KTrans WA expands fleet to include Super-Liners

When KTrans WA landed a linehaul contract for the Perth-to-Pilbara return run they were after a truck that offered driver comfort, reliability and fuel efficiency. The Mack Super-Liner ticked the boxes and the company added three to become a new member of the Mack family.

Wade Jolly runs a tight operation, and when you deal with the sheer distances and range of applications they perform, in his role as Managing Director of KTrans WA, you need to know your vehicles.  

As a line-haul company that runs more than sixty trucks out of Perth, KTrans WA has five different arms to the business, including contract line-haul services, container cartage services, pre-cast concrete and building supplies transport for WA construction sector, general line-haul across Australia and specialised waste transport.

Perth to Pilbara 

Wade says that they bought the three new Super-Liners for the Perth-to-Pilbara run, which he describes as, “high utilisation with distinct set-and-forget rosters – a bit like Groundhog Day,” so having reliable and fuel-efficient trucks are key. 

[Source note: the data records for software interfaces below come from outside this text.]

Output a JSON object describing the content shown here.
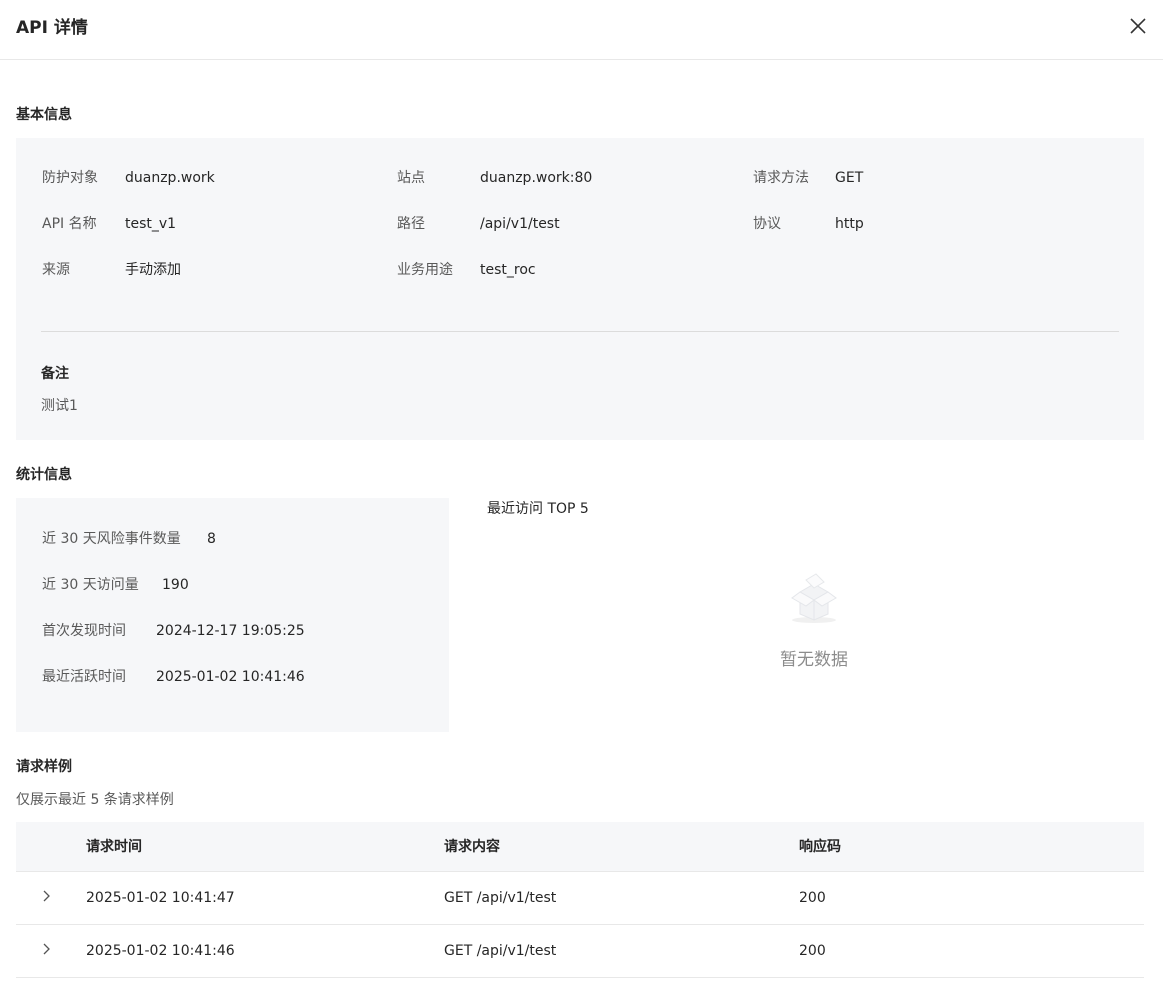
{
  "header": {
    "title": "API 详情",
    "close_icon": "close-icon"
  },
  "basic": {
    "section_title": "基本信息",
    "rows": [
      [
        {
          "label": "防护对象",
          "value": "duanzp.work"
        },
        {
          "label": "站点",
          "value": "duanzp.work:80"
        },
        {
          "label": "请求方法",
          "value": "GET"
        }
      ],
      [
        {
          "label": "API 名称",
          "value": "test_v1"
        },
        {
          "label": "路径",
          "value": "/api/v1/test"
        },
        {
          "label": "协议",
          "value": "http"
        }
      ],
      [
        {
          "label": "来源",
          "value": "手动添加"
        },
        {
          "label": "业务用途",
          "value": "test_roc"
        }
      ]
    ],
    "note_title": "备注",
    "note_text": "测试1"
  },
  "stats": {
    "section_title": "统计信息",
    "items": [
      {
        "label": "近 30 天风险事件数量",
        "value": "8"
      },
      {
        "label": "近 30 天访问量",
        "value": "190"
      },
      {
        "label": "首次发现时间",
        "value": "2024-12-17 19:05:25"
      },
      {
        "label": "最近活跃时间",
        "value": "2025-01-02 10:41:46"
      }
    ],
    "top5_title": "最近访问 TOP 5",
    "empty_icon": "empty-box-icon",
    "empty_text": "暂无数据"
  },
  "samples": {
    "section_title": "请求样例",
    "hint": "仅展示最近 5 条请求样例",
    "columns": [
      "请求时间",
      "请求内容",
      "响应码"
    ],
    "rows": [
      {
        "time": "2025-01-02 10:41:47",
        "content": "GET /api/v1/test",
        "code": "200"
      },
      {
        "time": "2025-01-02 10:41:46",
        "content": "GET /api/v1/test",
        "code": "200"
      }
    ],
    "expand_icon": "chevron-right-icon"
  }
}
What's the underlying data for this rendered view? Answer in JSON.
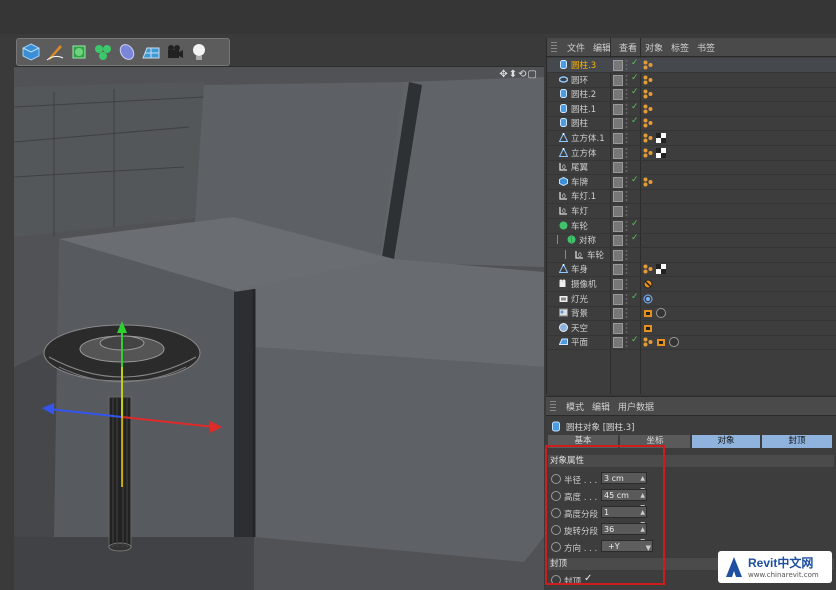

In what is essentially a numbers game, the run involves 1,650 kilometres each way, a 36-hour return journey with two drivers on 5-hour on and off shifts, all repeated after a 12-hour break five times per fortnight. Each of the three new Super-Liners will do 420,000 kilometres per year on this run. 

Like the road up north, the schedule is relentless. 

The two-up haul means that fatigue management is vital and Wade says that his team is happy with the cab and sleeping arrangements in the Super-Liner. 

“It’s about trying to have a reliable truck that’s smooth and comfortable and allows the resting driver to go to sleep without getting thrown around the bunk. When you’re doing those sorts of miles and you’re on a set roster of five hours on and five hours off, it’s about making sure that when you get the opportunity to rest, you do so in a comfortable situation,” Wade says.  

“You've got the other passenger’s life in your hands. You need to make sure at any time you’re fit for duty,” he adds.  

Isolation is also a factor.

“When you travel where we do, you need to have some of the smarts that some of these trucks have now, for example Bluetooth radios, because there are some pretty long and lonely roads out there. Sometimes we’ll go for hours without seeing anyone,” he says. 

Wade, 37, who is a majority shareholder in the company along with his brother-in-law Sam and father Craig, has been around trucks all of his working life. He bought the 20-year old company five years ago and has only recent become a convert to the Mack brand.

Application 

“I went through the Mack factory at Wacol in Brisbane recently,” says Wade, “because they wanted to show me how they build them. In recent years, we've used a lot of Volvos and naturally, as they’re now using the similar engine and gearbox, we opened up a discussion about Mack.” 

"It was good to see the amount of Australian input that goes into a Mack truck. They’re renowned as being an American truck, but they’re certainly put together here in Australia,” says Wade. “I didn’t realise they are so customisable, and we may take advantage of that down the track,” he adds.  

Understandably with such a wide range of operations, Wade has a strong focus on getting his trucks fit for application. It might be fuel efficiency for long distance, weight for load or cab configuration for comfort. 

“Every application is different. The new Macks are for this specific run up to the Pilbara. On these trucks, the way we spec’d them up, we’re chasing fuel returns and efficiency,” he says. 

“The Super-Liner is quiet. It's got plenty of power and it's been reliable. For the contracts that these trucks are on, fuel efficiency and reliability are the two most important factors. You’re always trying to reduce your on-road cost basis,” he says.

Dynafleet telematics 

Wade says that the company uses the Dynafleet telematics system to measure how drivers are tracking against their peers. The company uses that information to plan for driver training. 
“We gather data on a per-application group. We compare our drivers on fuel economy and braking and point score against their peers. It is a good dashboard for us to be able to look at each driver, especially new drivers as they come into the business and we assess how they’re going against some of the trusty regulars,” Wade says. 

He sees a strong relationship between training and the type of application. 
 
“We’re always asking ourselves what sort of training do we need to get into them? How best can they drive in that application?” says Wade. “Of course, every application is different and if you come out of short haul and into long haul, you have to learn to drive the truck completely differently.”

Wade points out that a truck is only as good as its driver, and maximising the fuel efficiency of the Super-Liners on the long haul to the Pilbara comes down to training.

“It’s about making sure we can assess how the driver is performing and that we’re in a position to talk to them and plan for further training. Dynafleet helps us do that.”